  • There is an alarming inability sometimes to deviate from his plan and make in-game adjustments.
  • There is an obsession with balance that sometimes leads him away from things that are working (read, giving the ball to Brandon Jacobs) in the name of trying not to be predictable.
  • The Giants are, by nature, a traditional, conservative offense. There is, with KG, an annoying tendency to let his creative side come out at bad times -- like a drive-killing reverse to Mario Manningham or a direct snap to Derrick Ward at an inopportune time.
  • Most damning of all, to me, there is a tendency to ignore the wintry Northeast elements (read Giants' Stadium winds) and ask Manning to attempt throws that have little chance to succeed. Yo, Kevin, you're not in sunny Jacksonville. Or in a dome in Houston. You are in New York. In late fall and winter. Figure it out. And keep it simple

I honestly don't think it is fair to kill Gilbride for an individual play call, or for a play that simply doesn't work. Every coach has made decisions they regret. Besides, players sometimes screw up. Bad stuff happens.

Overall, Gilbride's body of work has been a good one.

That said, let's turn the page to 2009. Obviously, Gilbride will have a much different set of weapons to work with in 2009 than he had the past two seasons.

Can he figure out how to maximize the strengths of Domenik Hixon and Steve Smith? Can he figure out what Hakeem Nicks does well and how to turn the Giants' No. 1 pick into a play-making threat? Can he figure out what to do with the freakish Ramses Barden, aside from throw him Red Zone fade routes? Can he figure out how Mario Manningham can contribute? Can he figure out a way to create mismatches with Kevin Boss and Travis Beckum?

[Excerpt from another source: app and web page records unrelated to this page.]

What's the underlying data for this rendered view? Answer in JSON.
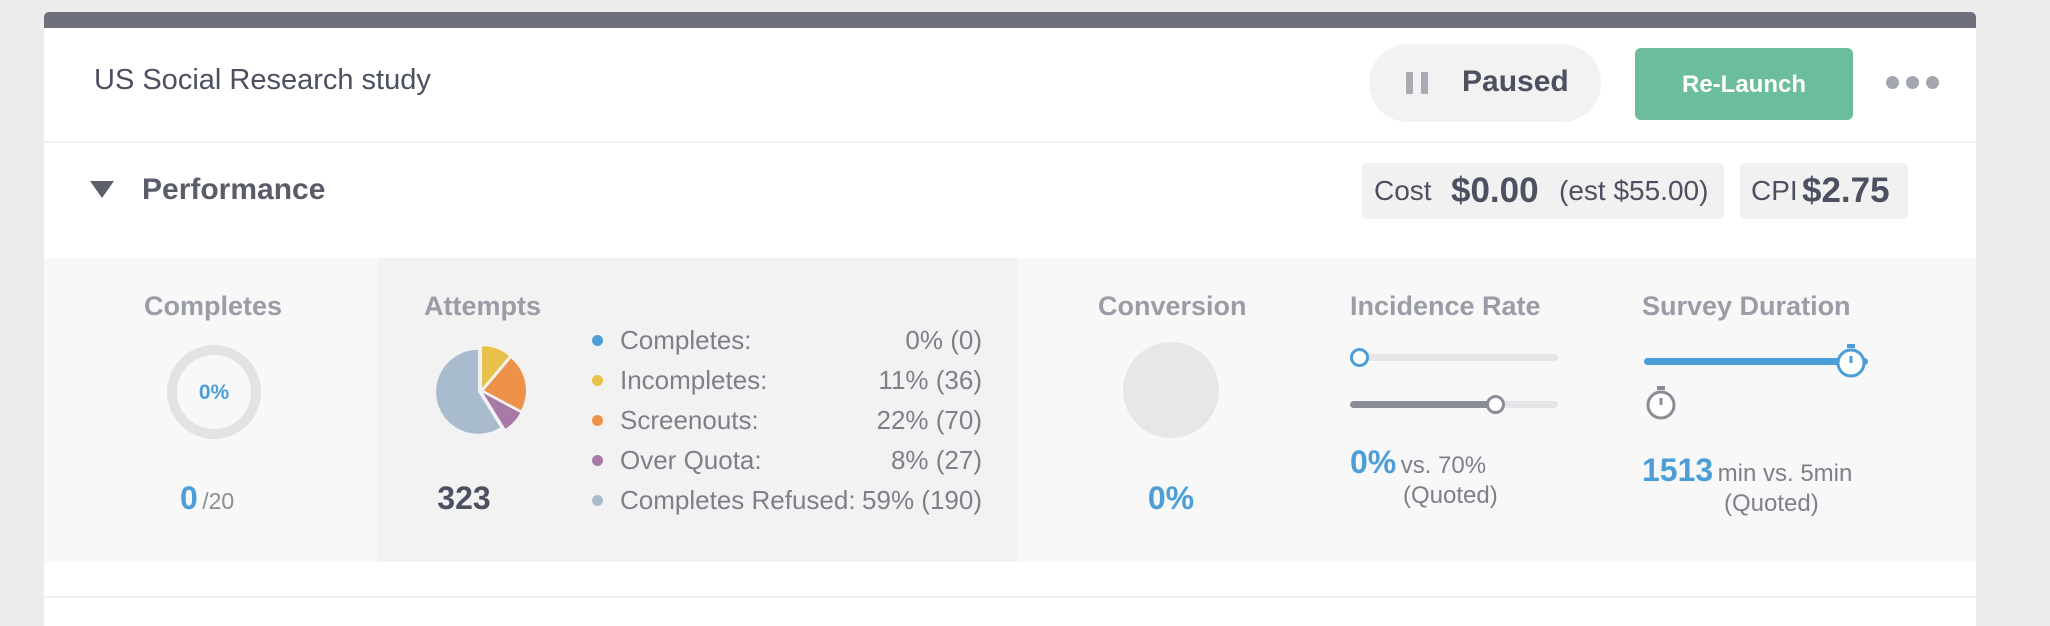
{
  "study": {
    "title": "US Social Research study",
    "status_label": "Paused",
    "relaunch_label": "Re-Launch"
  },
  "performance": {
    "title": "Performance",
    "cost_label": "Cost",
    "cost_value": "$0.00",
    "cost_estimate": "(est $55.00)",
    "cpi_label": "CPI",
    "cpi_value": "$2.75"
  },
  "completes": {
    "title": "Completes",
    "percent": "0%",
    "count": "0",
    "target": "/20",
    "progress_fraction": 0
  },
  "attempts": {
    "title": "Attempts",
    "total": "323",
    "breakdown": [
      {
        "label": "Completes:",
        "value": "0% (0)",
        "count": 0,
        "color": "#4b9ed8"
      },
      {
        "label": "Incompletes:",
        "value": "11% (36)",
        "count": 36,
        "color": "#e8c14a"
      },
      {
        "label": "Screenouts:",
        "value": "22% (70)",
        "count": 70,
        "color": "#ee9249"
      },
      {
        "label": "Over Quota:",
        "value": "8% (27)",
        "count": 27,
        "color": "#a77aa6"
      },
      {
        "label": "Completes Refused:",
        "value": "59% (190)",
        "count": 190,
        "color": "#a9bccf"
      }
    ]
  },
  "conversion": {
    "title": "Conversion",
    "value": "0%"
  },
  "incidence_rate": {
    "title": "Incidence Rate",
    "actual": "0%",
    "quoted_text": "vs. 70%",
    "quoted_label": "(Quoted)",
    "actual_fraction": 0,
    "quoted_fraction": 0.7
  },
  "survey_duration": {
    "title": "Survey Duration",
    "actual": "1513",
    "quoted_text": "min vs. 5min",
    "quoted_label": "(Quoted)",
    "actual_fraction": 1.0,
    "quoted_fraction": 0.0
  },
  "colors": {
    "accent_blue": "#4b9ed8",
    "relaunch_green": "#6cbd9c",
    "header_bar": "#6e717d"
  }
}
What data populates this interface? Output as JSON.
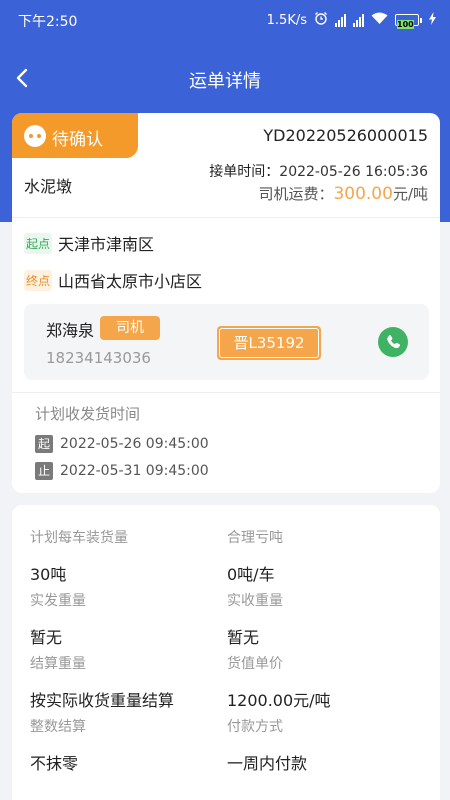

Can he take advantage of the talents of Ahmad Bradshaw, and the other guys who will back up Jacobs?

The Giants may not have a guy on the outside who consistently needs to be double-teamed, but they do have a plethora of talented weapons. They should be able to create mismatches with the varied talents of the players they have.

That will be Gilbride's primary challenge in 2009. The success and failure of their offense, and largely their season, rides on his ability to figure it out. There will, I am sure, be bumps in the road. I have to believe, however, that

(NOTE: I hesitated to write this because I know KG generates some emotional responses. Please do better than 'Gilbride sucks' in your comments. Let's have a rational discussion).